If the cryptocurrency in your possession is considered inventory for your business, you are required to value it consistently each and every year. There are two ways of doing this. The first way is valuing each item you have in inventory at its cost when you acquired it or at fair market value—whatever number is lower. The alternative option is to value the entire inventory at fair market value when the year is over. The government also requires that inventory that is concerned in the nature of trade has to be valued at cost.

6. Keeping Records is Essential

You must keep records of your cryptocurrency transactions at all times, regardless of whether they are acquired by mining or as payment for goods and services. You may not want to simply rely on cryptocurrency exchanges to keep this information for you. However, if you do use a cryptocurrency exchange, be sure to export information from these exchanges consistently in order to avoid losing the information needed to report your transactions as accurately as possible. Be sure that your records include things like the date that these transactions happened, receipts of purchase, exchange costs, software costs, and more.

7. You Won’t Be Taxed for Holding Crypto

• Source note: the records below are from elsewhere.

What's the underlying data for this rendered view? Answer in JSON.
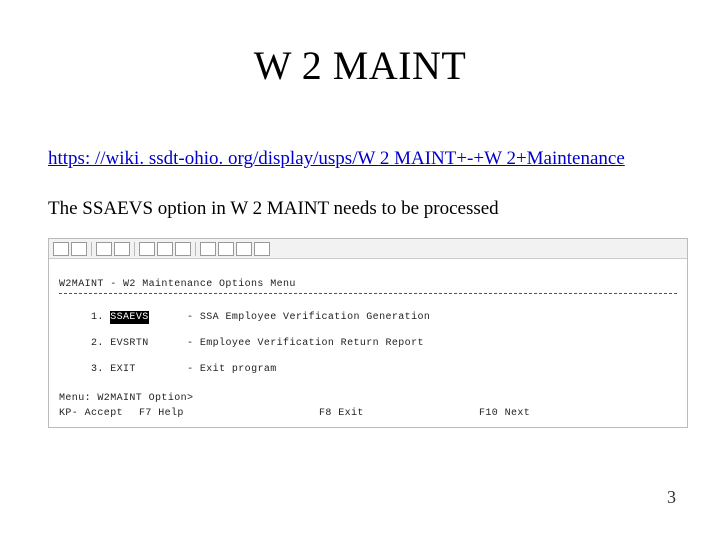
{
  "slide": {
    "title": "W 2 MAINT",
    "link_text": "https: //wiki. ssdt-ohio. org/display/usps/W 2 MAINT+-+W 2+Maintenance",
    "body_text": "The SSAEVS option in W 2 MAINT needs to be processed",
    "page_number": "3"
  },
  "terminal": {
    "header": "W2MAINT - W2 Maintenance Options Menu",
    "options": [
      {
        "num": "1.",
        "code": "SSAEVS",
        "desc": "- SSA Employee Verification Generation",
        "highlight": true
      },
      {
        "num": "2.",
        "code": "EVSRTN",
        "desc": "- Employee Verification Return Report",
        "highlight": false
      },
      {
        "num": "3.",
        "code": "EXIT",
        "desc": "- Exit program",
        "highlight": false
      }
    ],
    "menu_prompt": "Menu: W2MAINT Option>",
    "fkeys": {
      "kp": "KP-   Accept",
      "f7": "F7   Help",
      "f8": "F8   Exit",
      "f10": "F10  Next"
    }
  }
}
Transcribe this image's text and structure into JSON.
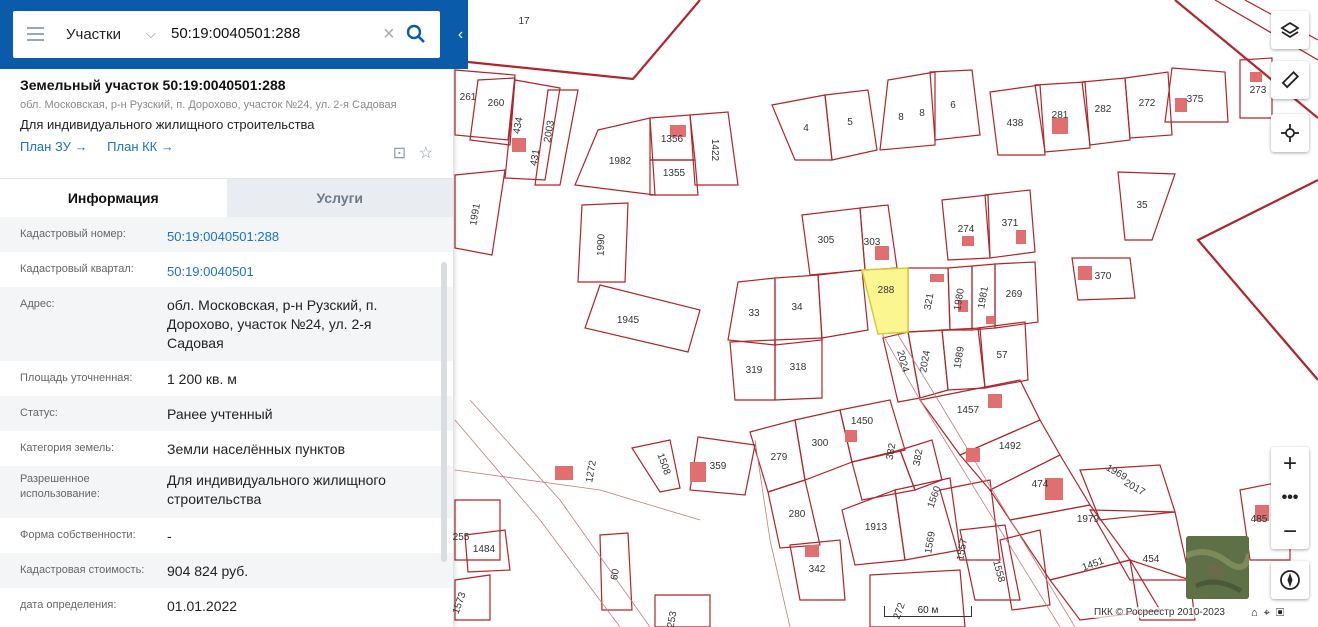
{
  "search": {
    "category": "Участки",
    "query": "50:19:0040501:288"
  },
  "parcel": {
    "title": "Земельный участок 50:19:0040501:288",
    "address_short": "обл. Московская, р-н Рузский, п. Дорохово, участок №24, ул. 2-я Садовая",
    "purpose": "Для индивидуального жилищного строительства",
    "link_plan_zu": "План ЗУ →",
    "link_plan_kk": "План КК →"
  },
  "tabs": {
    "info": "Информация",
    "services": "Услуги"
  },
  "fields": [
    {
      "label": "Кадастровый номер:",
      "value": "50:19:0040501:288"
    },
    {
      "label": "Кадастровый квартал:",
      "value": "50:19:0040501"
    },
    {
      "label": "Адрес:",
      "value": "обл. Московская, р-н Рузский, п. Дорохово, участок №24, ул. 2-я Садовая"
    },
    {
      "label": "Площадь уточненная:",
      "value": "1 200 кв. м"
    },
    {
      "label": "Статус:",
      "value": "Ранее учтенный"
    },
    {
      "label": "Категория земель:",
      "value": "Земли населённых пунктов"
    },
    {
      "label": "Разрешенное использование:",
      "value": "Для индивидуального жилищного строительства"
    },
    {
      "label": "Форма собственности:",
      "value": "-"
    },
    {
      "label": "Кадастровая стоимость:",
      "value": "904 824 руб."
    },
    {
      "label": "дата определения:",
      "value": "01.01.2022"
    }
  ],
  "map": {
    "selected": "288",
    "labels": [
      "17",
      "261",
      "260",
      "434",
      "2003",
      "431",
      "1356",
      "1422",
      "1982",
      "1355",
      "4",
      "5",
      "8",
      "8",
      "6",
      "438",
      "281",
      "282",
      "272",
      "375",
      "273",
      "1991",
      "1990",
      "305",
      "303",
      "274",
      "371",
      "35",
      "1945",
      "33",
      "34",
      "288",
      "321",
      "1980",
      "1981",
      "269",
      "370",
      "319",
      "318",
      "2024",
      "1989",
      "57",
      "1457",
      "1450",
      "300",
      "279",
      "382",
      "382",
      "1492",
      "1508",
      "359",
      "1272",
      "1969",
      "2017",
      "474",
      "1979",
      "280",
      "1913",
      "1560",
      "1569",
      "1557",
      "1558",
      "342",
      "1451",
      "454",
      "485",
      "255",
      "1484",
      "60",
      "1573",
      "253",
      "272"
    ],
    "scale": "60 м",
    "attribution": "ПКК © Росреестр 2010-2023"
  },
  "colors": {
    "header": "#0a5ba9",
    "link": "#1a73c7",
    "parcel_line": "#b0252b",
    "selected_fill": "#fbf68f"
  }
}
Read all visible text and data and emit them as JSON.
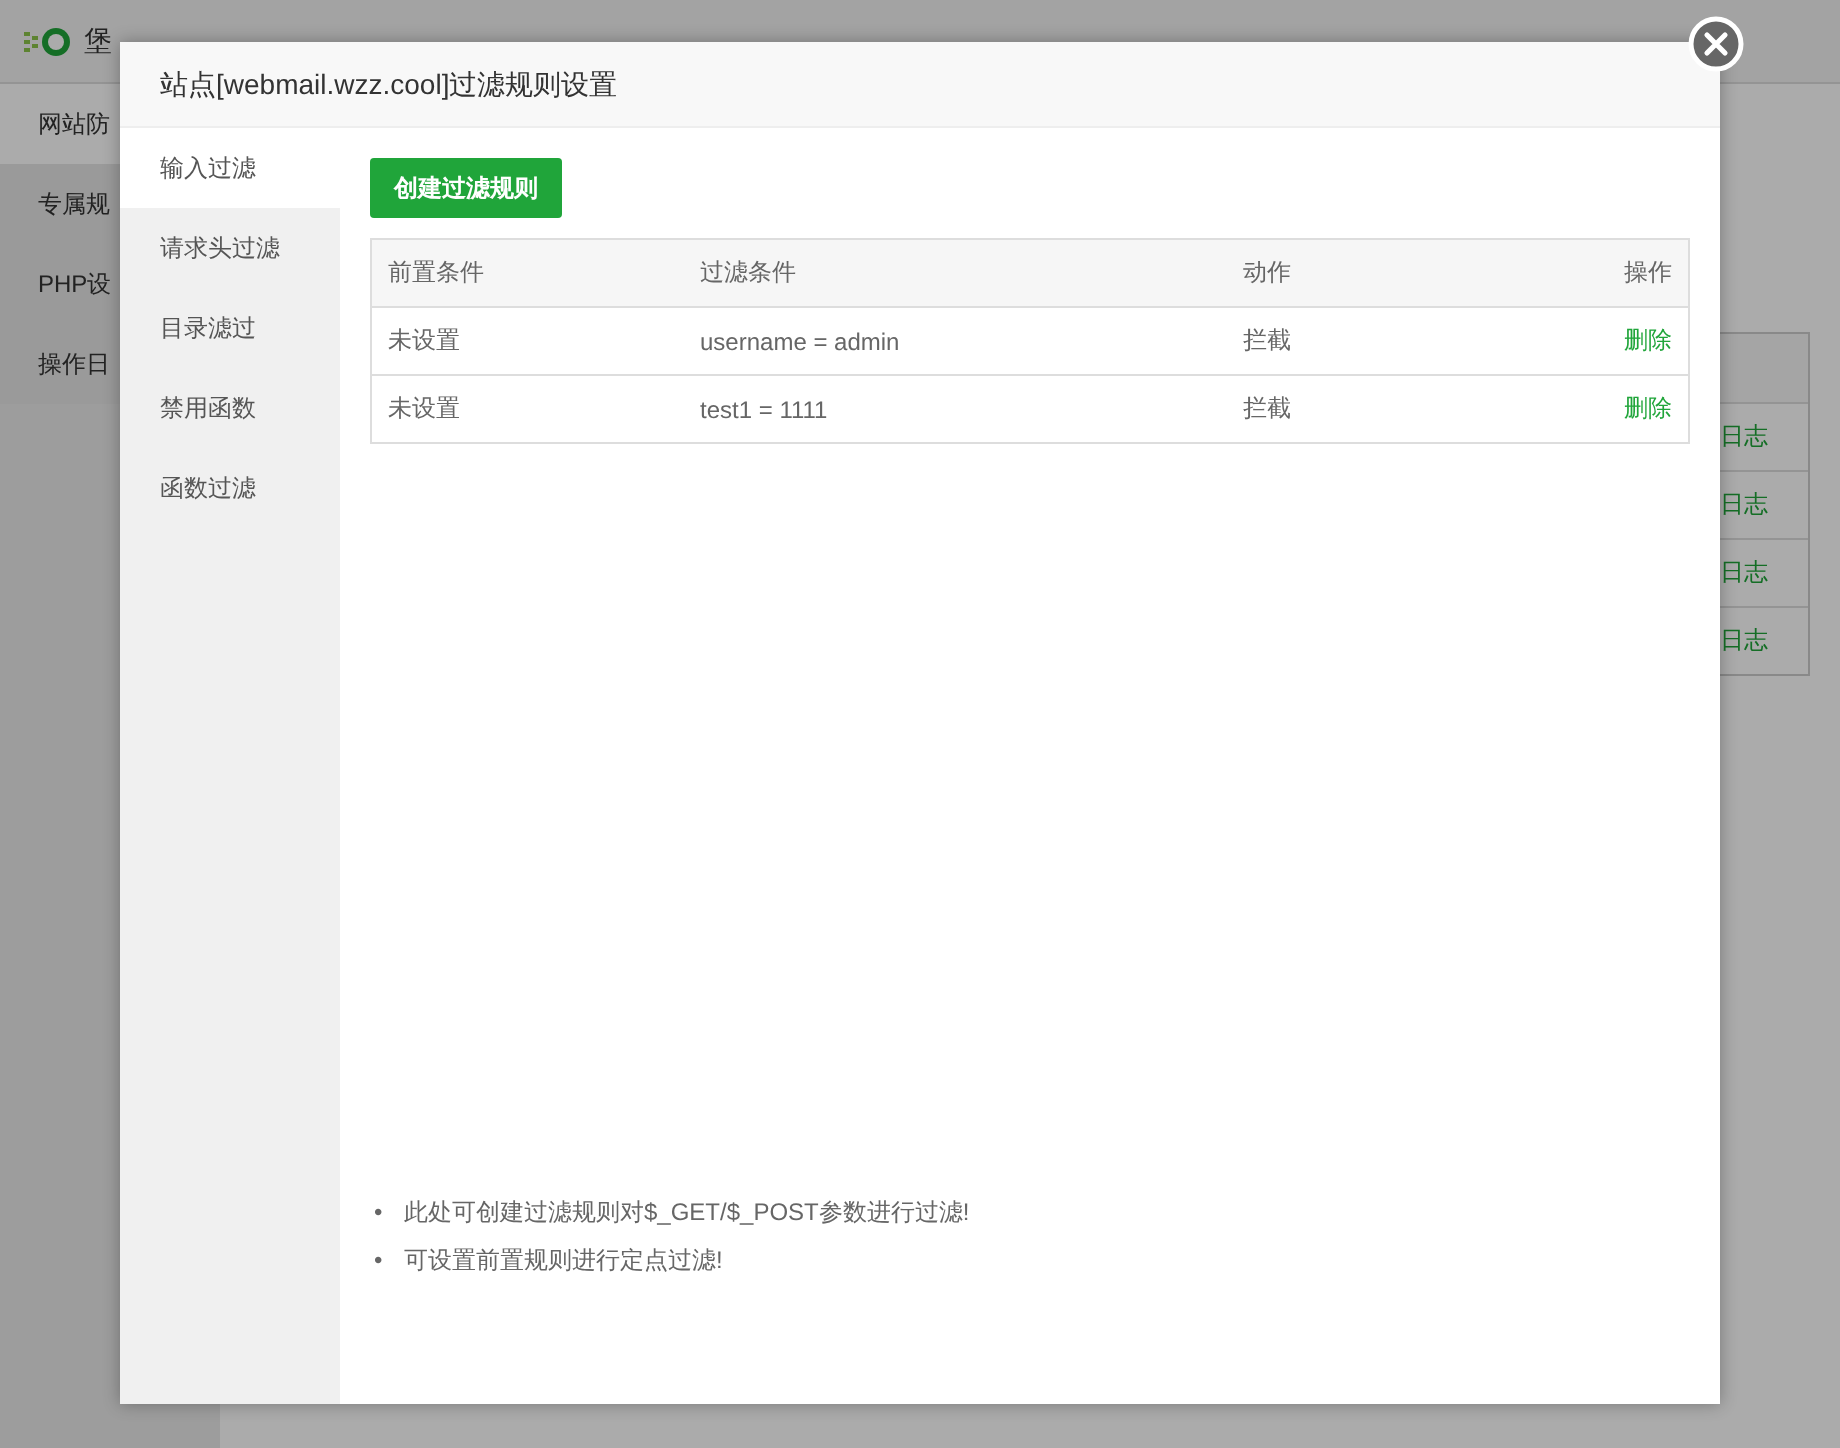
{
  "page": {
    "title": "堡",
    "sidebar": {
      "items": [
        {
          "label": "网站防",
          "selected": true
        },
        {
          "label": "专属规",
          "selected": false
        },
        {
          "label": "PHP设",
          "selected": false
        },
        {
          "label": "操作日",
          "selected": false
        }
      ]
    },
    "table": {
      "rows": [
        {
          "column_1": "日志"
        },
        {
          "column_1": "日志"
        },
        {
          "column_1": "日志"
        },
        {
          "column_1": "日志"
        }
      ]
    }
  },
  "dialog": {
    "title": "站点[webmail.wzz.cool]过滤规则设置",
    "tabs": [
      {
        "label": "输入过滤",
        "selected": true
      },
      {
        "label": "请求头过滤",
        "selected": false
      },
      {
        "label": "目录滤过",
        "selected": false
      },
      {
        "label": "禁用函数",
        "selected": false
      },
      {
        "label": "函数过滤",
        "selected": false
      }
    ],
    "create_button": "创建过滤规则",
    "table": {
      "columns": [
        "前置条件",
        "过滤条件",
        "动作",
        "操作"
      ],
      "rows": [
        {
          "precondition": "未设置",
          "condition": "username = admin",
          "action": "拦截",
          "operation": "删除"
        },
        {
          "precondition": "未设置",
          "condition": "test1 = 1111",
          "action": "拦截",
          "operation": "删除"
        }
      ]
    },
    "notes": [
      {
        "bullet": "•",
        "text": "此处可创建过滤规则对$_GET/$_POST参数进行过滤!"
      },
      {
        "bullet": "•",
        "text": "可设置前置规则进行定点过滤!"
      }
    ]
  }
}
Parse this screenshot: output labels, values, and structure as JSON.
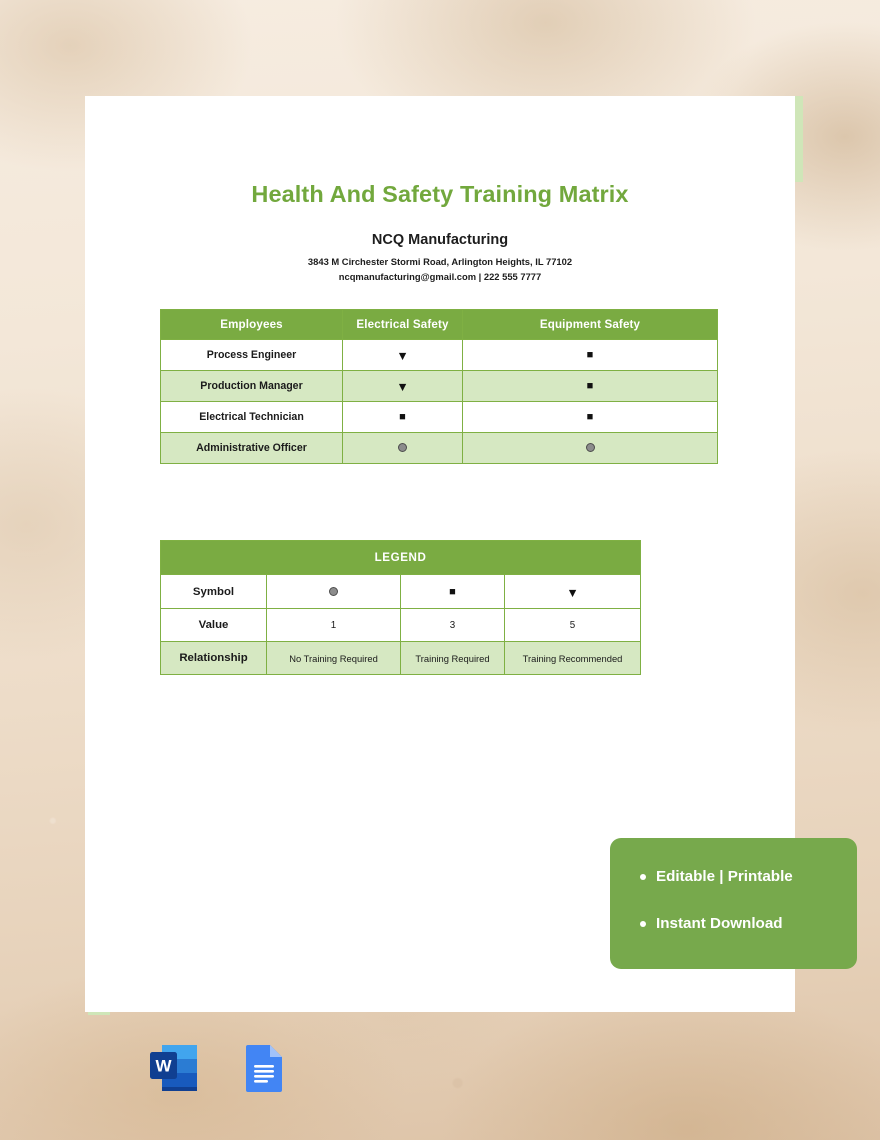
{
  "page": {
    "title": "Health And Safety Training Matrix",
    "company_name": "NCQ Manufacturing",
    "company_address": "3843 M Circhester Stormi Road, Arlington Heights, IL 77102",
    "company_contact": "ncqmanufacturing@gmail.com | 222 555 7777"
  },
  "colors": {
    "header_green": "#7AAB42",
    "row_tint_green": "#D6E8C2",
    "title_green": "#72A83D",
    "border_green": "#7FB043",
    "badge_green": "#77A94C",
    "accent_strip_green": "#CFE6B8",
    "symbol_dark": "#111111",
    "symbol_circle_fill": "#8C8C8C"
  },
  "matrix_table": {
    "headers": [
      "Employees",
      "Electrical Safety",
      "Equipment Safety"
    ],
    "rows": [
      {
        "employee": "Process Engineer",
        "electrical_safety": "triangle",
        "equipment_safety": "square"
      },
      {
        "employee": "Production Manager",
        "electrical_safety": "triangle",
        "equipment_safety": "square"
      },
      {
        "employee": "Electrical Technician",
        "electrical_safety": "square",
        "equipment_safety": "square"
      },
      {
        "employee": "Administrative Officer",
        "electrical_safety": "circle",
        "equipment_safety": "circle"
      }
    ]
  },
  "legend_table": {
    "title": "LEGEND",
    "row_labels": [
      "Symbol",
      "Value",
      "Relationship"
    ],
    "entries": [
      {
        "symbol": "circle",
        "value": "1",
        "relationship": "No Training Required"
      },
      {
        "symbol": "square",
        "value": "3",
        "relationship": "Training Required"
      },
      {
        "symbol": "triangle",
        "value": "5",
        "relationship": "Training Recommended"
      }
    ]
  },
  "promo_badge": {
    "line_1": "Editable | Printable",
    "line_2": "Instant Download"
  },
  "app_icons": [
    {
      "name": "microsoft-word-icon",
      "label": "W"
    },
    {
      "name": "google-docs-icon",
      "label": ""
    }
  ]
}
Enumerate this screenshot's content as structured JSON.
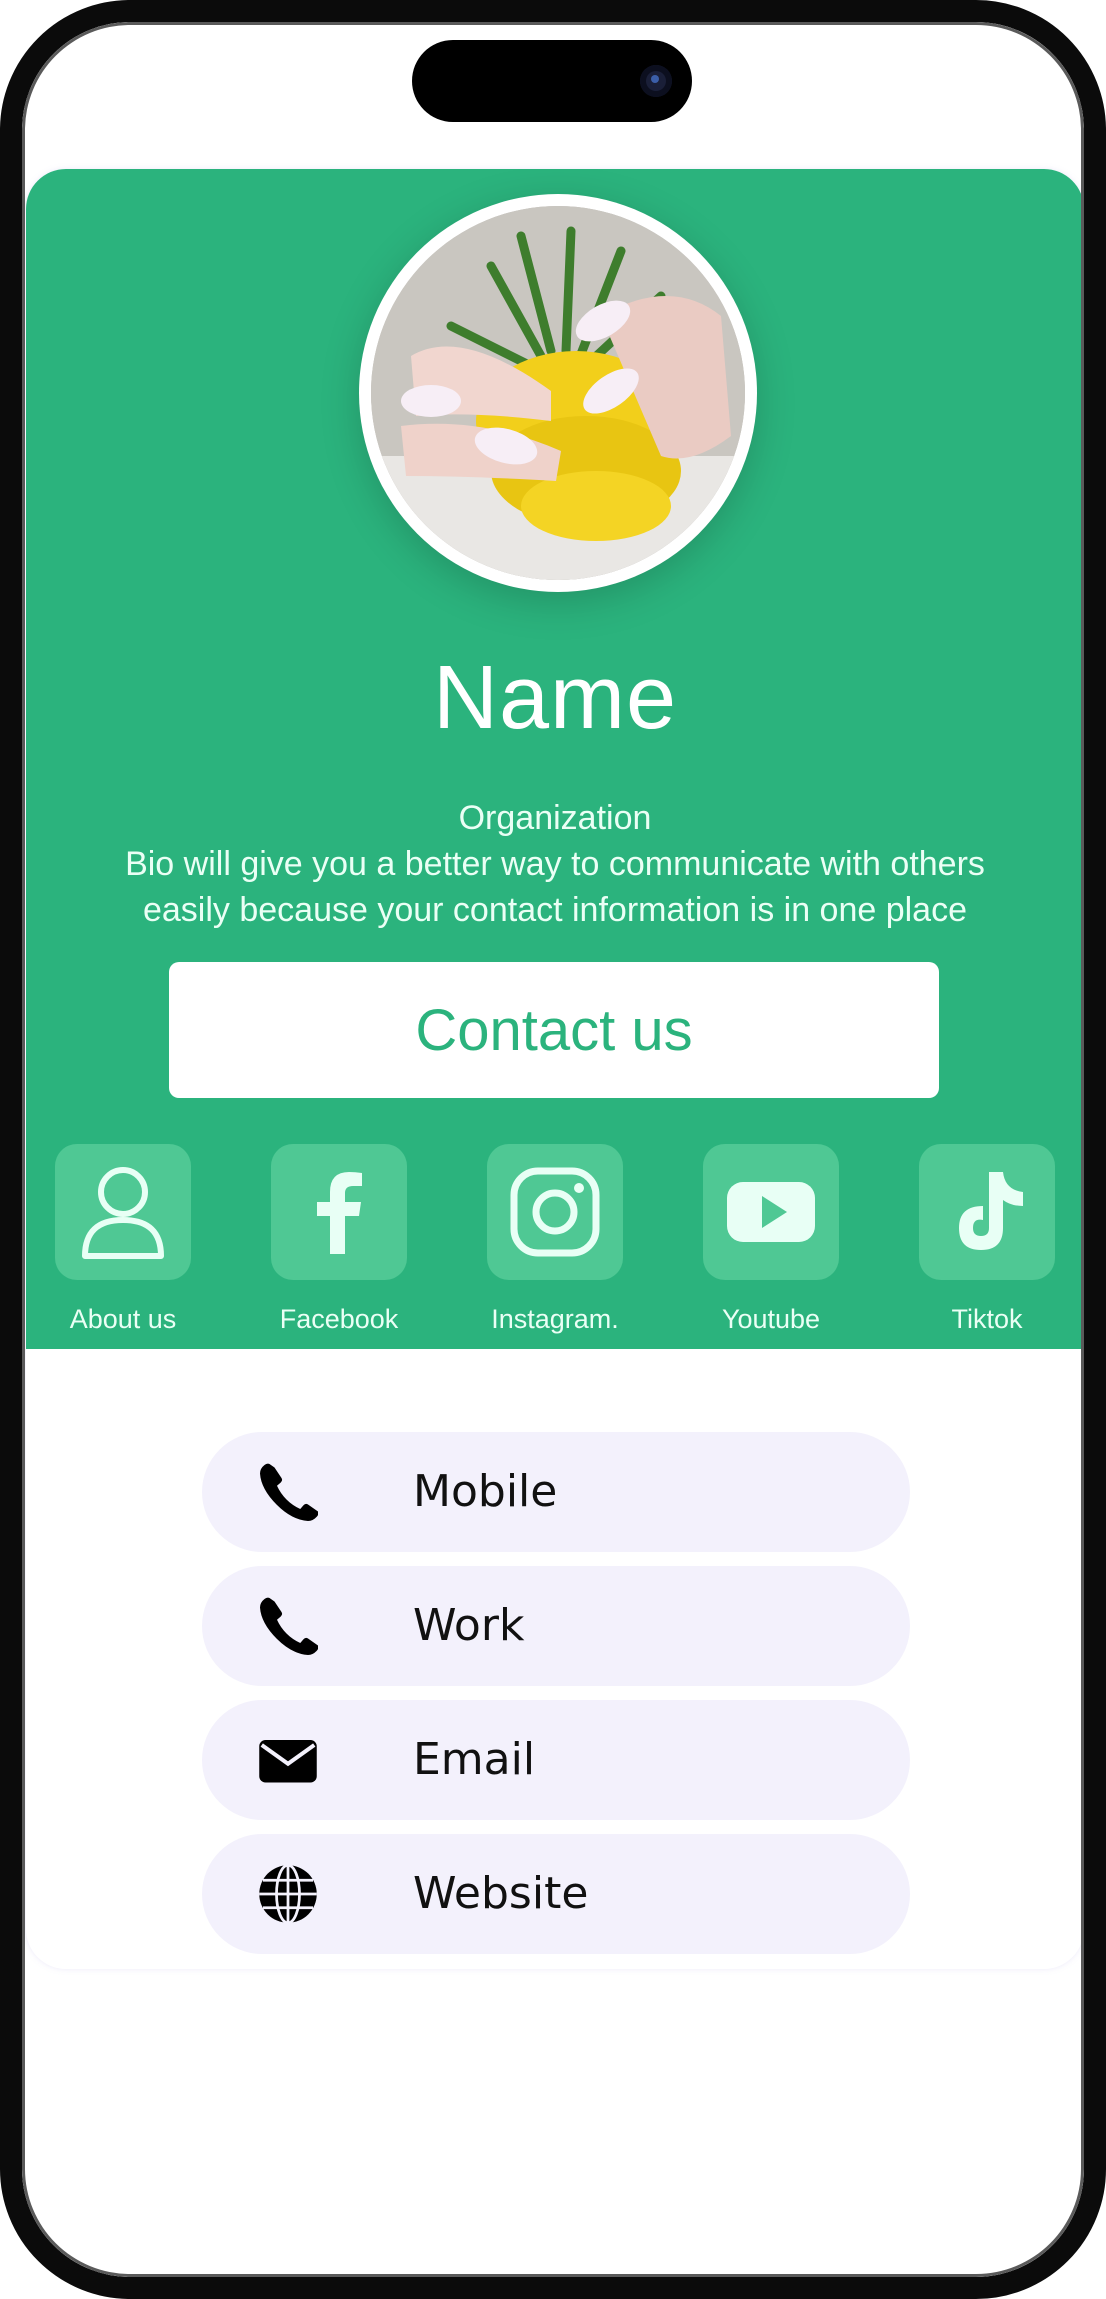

The only way to avoid having to pay taxes on your cryptocurrency is if you don’t do anything with it. You will however, have to pay taxes when you dispose of your cryptocurrency. As mentioned previously, this includes everything from selling it or trading it, gifting it, converting it to a currency, or even simply by using it to purchase goods or services. Of course, if you earn money off of your crypto either by selling it or trading it, you can also expect to be charged a tax.